An Evocative Late 19thC Fencing Foil Epee Sword & Mask c.1890-1900

Origin: English
Period: Late Victorian
Provenance: Unknown
Date: c.1890-1900
The Foil: 42.5" long
The Mask: 12" high x 6" wide x 10" deep

The late 19thC fencing foil sword having a tapering steel blade and cord bound grip, the blade stamped ‘Gunner London’ to one side and 'Krumun a Colalay. (?) to the reverse, with a further number '5' stamp to each side, the wirework mask with leather padded surround and chin guard, surviving from the last quarter of the nineteenth century.

Both the mask and sword are in as found condition and prove very atmospheric, with some slight bend to the blade at its point and rust and wear to each.

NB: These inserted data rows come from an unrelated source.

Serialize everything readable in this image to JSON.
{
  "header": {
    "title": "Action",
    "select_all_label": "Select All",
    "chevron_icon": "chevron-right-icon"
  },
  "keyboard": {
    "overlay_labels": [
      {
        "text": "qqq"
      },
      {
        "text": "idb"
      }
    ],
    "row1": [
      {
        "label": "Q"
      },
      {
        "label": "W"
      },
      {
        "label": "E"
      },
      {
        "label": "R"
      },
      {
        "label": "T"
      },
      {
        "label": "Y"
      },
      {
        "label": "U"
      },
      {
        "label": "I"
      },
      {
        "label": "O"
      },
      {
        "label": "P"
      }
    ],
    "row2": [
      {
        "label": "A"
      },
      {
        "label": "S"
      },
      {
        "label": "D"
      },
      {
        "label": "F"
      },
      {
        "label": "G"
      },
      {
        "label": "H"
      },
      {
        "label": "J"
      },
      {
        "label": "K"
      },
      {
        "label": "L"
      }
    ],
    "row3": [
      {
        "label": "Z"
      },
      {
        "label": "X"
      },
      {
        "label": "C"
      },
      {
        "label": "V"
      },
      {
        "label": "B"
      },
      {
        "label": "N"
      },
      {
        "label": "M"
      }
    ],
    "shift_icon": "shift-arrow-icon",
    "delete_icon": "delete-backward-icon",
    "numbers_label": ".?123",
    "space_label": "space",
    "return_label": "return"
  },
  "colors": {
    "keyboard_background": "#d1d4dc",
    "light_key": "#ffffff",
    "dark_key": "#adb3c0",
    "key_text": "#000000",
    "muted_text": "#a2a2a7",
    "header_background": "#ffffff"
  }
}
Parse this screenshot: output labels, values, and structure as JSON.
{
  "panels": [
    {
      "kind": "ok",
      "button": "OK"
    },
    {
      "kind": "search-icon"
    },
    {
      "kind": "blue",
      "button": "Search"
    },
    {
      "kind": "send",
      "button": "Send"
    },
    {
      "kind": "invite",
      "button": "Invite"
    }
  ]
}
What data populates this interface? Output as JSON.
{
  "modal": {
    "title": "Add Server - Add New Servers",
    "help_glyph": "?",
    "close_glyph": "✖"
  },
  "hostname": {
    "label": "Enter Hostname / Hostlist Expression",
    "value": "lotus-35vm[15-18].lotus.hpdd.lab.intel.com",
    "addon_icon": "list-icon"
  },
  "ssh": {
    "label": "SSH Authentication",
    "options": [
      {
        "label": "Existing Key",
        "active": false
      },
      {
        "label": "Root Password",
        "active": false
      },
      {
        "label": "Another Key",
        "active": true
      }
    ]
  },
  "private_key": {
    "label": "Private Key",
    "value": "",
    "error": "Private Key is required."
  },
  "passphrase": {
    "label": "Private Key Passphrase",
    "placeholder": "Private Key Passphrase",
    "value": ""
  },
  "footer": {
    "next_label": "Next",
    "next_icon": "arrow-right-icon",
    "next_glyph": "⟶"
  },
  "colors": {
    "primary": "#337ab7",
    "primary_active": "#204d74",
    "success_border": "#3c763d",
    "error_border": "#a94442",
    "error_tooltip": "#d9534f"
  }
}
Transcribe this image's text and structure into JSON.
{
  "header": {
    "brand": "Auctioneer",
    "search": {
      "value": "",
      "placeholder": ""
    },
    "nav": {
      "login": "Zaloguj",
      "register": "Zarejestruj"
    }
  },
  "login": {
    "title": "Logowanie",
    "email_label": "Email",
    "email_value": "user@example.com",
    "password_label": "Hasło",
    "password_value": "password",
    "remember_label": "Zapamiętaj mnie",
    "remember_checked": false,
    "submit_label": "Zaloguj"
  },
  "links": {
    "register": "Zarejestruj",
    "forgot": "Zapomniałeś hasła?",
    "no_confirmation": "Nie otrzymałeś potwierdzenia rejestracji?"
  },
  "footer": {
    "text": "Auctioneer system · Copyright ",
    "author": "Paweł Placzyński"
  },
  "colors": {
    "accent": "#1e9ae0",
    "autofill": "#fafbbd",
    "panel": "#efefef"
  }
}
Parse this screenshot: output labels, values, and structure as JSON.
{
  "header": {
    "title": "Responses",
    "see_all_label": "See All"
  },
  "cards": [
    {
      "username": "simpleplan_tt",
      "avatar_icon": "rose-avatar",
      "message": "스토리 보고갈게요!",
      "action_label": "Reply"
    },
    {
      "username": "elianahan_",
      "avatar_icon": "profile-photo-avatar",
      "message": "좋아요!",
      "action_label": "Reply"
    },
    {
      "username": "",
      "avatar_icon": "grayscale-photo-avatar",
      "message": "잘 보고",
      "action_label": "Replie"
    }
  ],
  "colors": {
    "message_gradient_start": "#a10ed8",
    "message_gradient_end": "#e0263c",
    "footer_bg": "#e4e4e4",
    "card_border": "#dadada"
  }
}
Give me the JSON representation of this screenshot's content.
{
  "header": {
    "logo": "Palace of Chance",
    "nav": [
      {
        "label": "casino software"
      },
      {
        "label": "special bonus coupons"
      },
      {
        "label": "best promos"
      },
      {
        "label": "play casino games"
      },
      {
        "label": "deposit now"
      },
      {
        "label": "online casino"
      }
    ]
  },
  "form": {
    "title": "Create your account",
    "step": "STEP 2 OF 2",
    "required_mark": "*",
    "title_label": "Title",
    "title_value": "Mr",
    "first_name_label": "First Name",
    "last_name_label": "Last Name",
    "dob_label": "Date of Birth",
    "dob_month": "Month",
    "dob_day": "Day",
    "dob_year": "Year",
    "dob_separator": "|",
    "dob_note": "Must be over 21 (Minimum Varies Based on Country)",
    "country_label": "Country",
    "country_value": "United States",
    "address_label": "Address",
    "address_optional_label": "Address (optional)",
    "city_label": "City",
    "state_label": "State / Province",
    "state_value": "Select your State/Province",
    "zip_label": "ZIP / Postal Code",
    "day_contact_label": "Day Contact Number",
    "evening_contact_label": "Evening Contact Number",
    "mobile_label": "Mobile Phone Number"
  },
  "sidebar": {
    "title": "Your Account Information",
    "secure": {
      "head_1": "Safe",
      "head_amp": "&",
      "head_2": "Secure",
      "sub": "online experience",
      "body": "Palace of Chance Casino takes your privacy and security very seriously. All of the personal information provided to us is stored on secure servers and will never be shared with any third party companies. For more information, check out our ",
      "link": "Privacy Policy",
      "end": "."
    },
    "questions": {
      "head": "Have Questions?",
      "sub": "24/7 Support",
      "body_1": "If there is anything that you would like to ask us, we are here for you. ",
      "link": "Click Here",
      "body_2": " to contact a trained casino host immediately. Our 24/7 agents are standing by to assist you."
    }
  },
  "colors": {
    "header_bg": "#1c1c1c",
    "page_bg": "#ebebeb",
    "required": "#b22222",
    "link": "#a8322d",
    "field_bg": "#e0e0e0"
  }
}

As fencing progressed in the period this set was made, the combat aspect slowly faded until only the rules of the sport remained. While the fencing taught in the late 19th and early 20th centuries was intended to serve both for competition and the duel (while understanding the differences between the two situations), the type of fencing taught in a modern sport fencing salle is intended only to train the student to compete in the most effective manner within the rules of the sport. The first regularized fencing competition was held at the inaugural Grand Military Tournament and Assault at Arms in 1880, held at the Royal Agricultural Hall, in Islington in June. The Tournament featured a series of competitions between army officers and soldiers. Each bout was fought for five hits and the foils were pointed with black to aid the judges. In the United States, the Amateur Fencers League of America drew up a rulebook for fencing in 1891, in Britain the Amateur Gymnastic & Fencing Association drew up an official set of fencing regulations in 1896 about when this set was made.

Makes for a moody work of art, we think.